That the benefits of war were so flexible and far-reaching underlines the mutually reinforcing relationships between the growth of the U.S. welfare state in the twentieth century, the professionalization of the social and behavioral sciences and their recruitment into state service, and the extraordinary expansion in accepted notions of government, its proper spheres of operation, and its techniques of control. It is accurate enough to point out that wartime developments during the early 1940s
had ancestors in Progressive Era reform and the depression-inspired programs of the New Deal and descendants in the Great Society of the 1960s. In each period of reform, experts supplied technical assistance in many different areas of domestic policy, from poverty and criminal justice to education and employment.
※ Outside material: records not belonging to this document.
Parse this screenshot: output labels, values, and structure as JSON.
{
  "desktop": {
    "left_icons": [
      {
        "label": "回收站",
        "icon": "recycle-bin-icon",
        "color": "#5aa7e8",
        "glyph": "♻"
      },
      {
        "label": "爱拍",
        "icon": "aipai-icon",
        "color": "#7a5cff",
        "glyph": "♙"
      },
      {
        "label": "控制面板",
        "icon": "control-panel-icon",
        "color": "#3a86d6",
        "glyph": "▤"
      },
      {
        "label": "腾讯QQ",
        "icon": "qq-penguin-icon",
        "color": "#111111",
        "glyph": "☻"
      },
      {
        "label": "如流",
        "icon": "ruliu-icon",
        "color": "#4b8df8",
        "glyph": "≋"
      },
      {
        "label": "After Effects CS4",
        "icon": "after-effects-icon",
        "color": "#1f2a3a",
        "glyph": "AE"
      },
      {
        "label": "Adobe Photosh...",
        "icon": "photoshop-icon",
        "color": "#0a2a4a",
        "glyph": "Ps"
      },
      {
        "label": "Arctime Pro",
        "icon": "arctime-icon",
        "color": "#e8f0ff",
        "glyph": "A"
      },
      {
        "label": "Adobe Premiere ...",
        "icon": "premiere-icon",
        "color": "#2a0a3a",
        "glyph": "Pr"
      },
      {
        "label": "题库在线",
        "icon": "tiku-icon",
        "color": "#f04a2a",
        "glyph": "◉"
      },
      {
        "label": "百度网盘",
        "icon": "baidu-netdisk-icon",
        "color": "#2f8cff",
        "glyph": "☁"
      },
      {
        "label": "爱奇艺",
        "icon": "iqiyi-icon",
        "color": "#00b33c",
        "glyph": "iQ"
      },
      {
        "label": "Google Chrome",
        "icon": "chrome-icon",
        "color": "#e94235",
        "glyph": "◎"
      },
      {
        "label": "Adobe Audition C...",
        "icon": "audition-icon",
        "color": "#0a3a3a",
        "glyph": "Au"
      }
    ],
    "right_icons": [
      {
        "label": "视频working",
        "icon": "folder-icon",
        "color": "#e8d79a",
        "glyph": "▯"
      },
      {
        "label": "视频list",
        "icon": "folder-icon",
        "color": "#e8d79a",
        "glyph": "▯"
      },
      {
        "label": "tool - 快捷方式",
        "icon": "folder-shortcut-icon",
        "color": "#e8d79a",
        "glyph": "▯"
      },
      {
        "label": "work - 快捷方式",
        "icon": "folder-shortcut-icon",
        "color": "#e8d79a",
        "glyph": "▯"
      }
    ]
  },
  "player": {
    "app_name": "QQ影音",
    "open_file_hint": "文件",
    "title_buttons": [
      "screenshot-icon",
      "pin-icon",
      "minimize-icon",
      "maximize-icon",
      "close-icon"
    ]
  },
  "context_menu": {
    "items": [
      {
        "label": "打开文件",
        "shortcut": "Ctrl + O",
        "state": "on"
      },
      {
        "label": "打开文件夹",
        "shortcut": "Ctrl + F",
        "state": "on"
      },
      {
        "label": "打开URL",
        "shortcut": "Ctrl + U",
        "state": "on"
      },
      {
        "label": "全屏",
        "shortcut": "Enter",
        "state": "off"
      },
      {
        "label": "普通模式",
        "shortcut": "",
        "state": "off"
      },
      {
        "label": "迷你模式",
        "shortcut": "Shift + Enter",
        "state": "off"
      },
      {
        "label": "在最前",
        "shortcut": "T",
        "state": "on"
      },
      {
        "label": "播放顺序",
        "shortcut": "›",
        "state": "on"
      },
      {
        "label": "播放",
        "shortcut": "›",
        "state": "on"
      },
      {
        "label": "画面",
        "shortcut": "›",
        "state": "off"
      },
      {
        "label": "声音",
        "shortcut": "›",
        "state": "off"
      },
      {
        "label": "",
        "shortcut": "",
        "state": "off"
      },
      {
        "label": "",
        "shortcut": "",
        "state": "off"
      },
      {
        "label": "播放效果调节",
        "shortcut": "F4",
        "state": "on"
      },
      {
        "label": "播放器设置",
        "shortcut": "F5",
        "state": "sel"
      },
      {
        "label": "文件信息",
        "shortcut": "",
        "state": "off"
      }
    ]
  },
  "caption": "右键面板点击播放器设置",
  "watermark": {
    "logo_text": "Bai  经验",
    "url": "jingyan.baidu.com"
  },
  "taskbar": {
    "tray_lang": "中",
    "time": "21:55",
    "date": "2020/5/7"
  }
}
While important details differed, the larger question—what role would experts play in ambitious government schemes for rational economic planning and conscious social engineering?—surfaced repeatedly over many decades.
The growth of the welfare state certainly offered psychological experts numerous opportunities to gather data, reach conclusions, and thereby test the practical validity of their theoretical hypotheses. The appearance of the warfare state and the constant military emergencies of the postwar years were at least as hospitable. The emphasis in this book on war and militarism is not intended to suggest that the growth of the state's domestically oriented concerns and bureaucracies have been insignificant to psychology's history during or after World War II. Quite the contrary. One of the most significant political developments of the postwar period is the growing convergence between the requirements of welfare and warfare, and the belief that ensuring national security in a dangerous world and constructing a just and decent society for U.S. citizens at home were necessarily part of the same project.
At times, welfare and warfare appeared as a stark choice: welfare or warfare? This was the case, for example, when the Kerner Commission's recommendations for expanded social programs in U.S. cities collided with the fiscal requirements of waging war in Vietnam. At other times, the warfare state assumed the functions of the welfare state. Policy-makers like Daniel Patrick Moynihan utilized military behavioral research as a blueprint for 1960s social programs and insisted that the Department of Defense offer soldiers opportunities for education and training that would lift them out of the civilian underclass. Perhaps it is only now, as we look back on the Cold War as history, that this intimate relationship between welfare and warfare can finally come into focus.
Whether they were offering advice on managing the Cold War or prescribing a reduction in racial tensions in U.S. cities, psychological experts brought their considerable talents to bear on the design and administration of postwar public policy. Their mission was to enlighten approaches to the most decisive and divisive matters of their day and, in doing so, to enlarge the responsibilities and appropriate subjects of government while broadening psychology's reach and influence.